**Data for this task:**
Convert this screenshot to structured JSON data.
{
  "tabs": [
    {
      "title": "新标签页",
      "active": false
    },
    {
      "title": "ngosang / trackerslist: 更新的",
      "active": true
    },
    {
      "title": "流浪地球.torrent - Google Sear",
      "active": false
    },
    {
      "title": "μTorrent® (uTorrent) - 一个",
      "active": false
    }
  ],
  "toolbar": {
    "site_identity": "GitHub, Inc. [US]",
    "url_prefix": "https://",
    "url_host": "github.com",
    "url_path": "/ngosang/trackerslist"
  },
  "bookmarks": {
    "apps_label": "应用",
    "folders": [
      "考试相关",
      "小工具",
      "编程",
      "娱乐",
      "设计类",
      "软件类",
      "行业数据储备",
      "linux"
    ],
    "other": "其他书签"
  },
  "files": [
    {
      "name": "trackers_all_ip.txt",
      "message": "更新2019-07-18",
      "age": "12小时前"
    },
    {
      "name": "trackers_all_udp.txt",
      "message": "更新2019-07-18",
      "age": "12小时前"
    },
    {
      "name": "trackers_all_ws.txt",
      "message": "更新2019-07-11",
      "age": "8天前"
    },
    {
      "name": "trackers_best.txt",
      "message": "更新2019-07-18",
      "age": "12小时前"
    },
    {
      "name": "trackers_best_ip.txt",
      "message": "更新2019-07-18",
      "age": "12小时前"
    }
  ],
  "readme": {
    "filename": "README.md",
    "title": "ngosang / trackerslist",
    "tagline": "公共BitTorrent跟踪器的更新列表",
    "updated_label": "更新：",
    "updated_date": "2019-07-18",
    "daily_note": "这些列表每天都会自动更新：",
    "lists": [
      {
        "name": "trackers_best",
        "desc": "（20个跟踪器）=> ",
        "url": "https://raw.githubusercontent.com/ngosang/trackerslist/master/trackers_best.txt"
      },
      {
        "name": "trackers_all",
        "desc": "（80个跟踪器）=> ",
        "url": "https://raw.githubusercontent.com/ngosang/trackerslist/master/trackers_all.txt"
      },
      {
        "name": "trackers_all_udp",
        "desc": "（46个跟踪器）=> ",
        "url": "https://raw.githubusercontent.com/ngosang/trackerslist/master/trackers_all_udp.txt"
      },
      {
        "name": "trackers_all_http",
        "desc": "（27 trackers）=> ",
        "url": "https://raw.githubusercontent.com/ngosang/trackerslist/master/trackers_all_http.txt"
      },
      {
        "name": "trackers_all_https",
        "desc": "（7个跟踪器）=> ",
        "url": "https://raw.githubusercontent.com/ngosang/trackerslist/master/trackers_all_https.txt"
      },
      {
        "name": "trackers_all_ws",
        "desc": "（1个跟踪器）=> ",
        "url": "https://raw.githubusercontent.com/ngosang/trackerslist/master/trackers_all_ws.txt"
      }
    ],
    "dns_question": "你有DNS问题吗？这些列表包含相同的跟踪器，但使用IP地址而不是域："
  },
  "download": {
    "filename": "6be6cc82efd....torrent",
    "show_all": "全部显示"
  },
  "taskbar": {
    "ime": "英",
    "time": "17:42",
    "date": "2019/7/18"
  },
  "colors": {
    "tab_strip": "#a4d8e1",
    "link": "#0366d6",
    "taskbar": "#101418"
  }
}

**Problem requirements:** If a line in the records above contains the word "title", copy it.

**Response area:**
      "title": "新标签页",
      "title": "ngosang / trackerslist: 更新的",
      "title": "流浪地球.torrent - Google Sear",
      "title": "μTorrent® (uTorrent) - 一个",
    "title": "ngosang / trackerslist",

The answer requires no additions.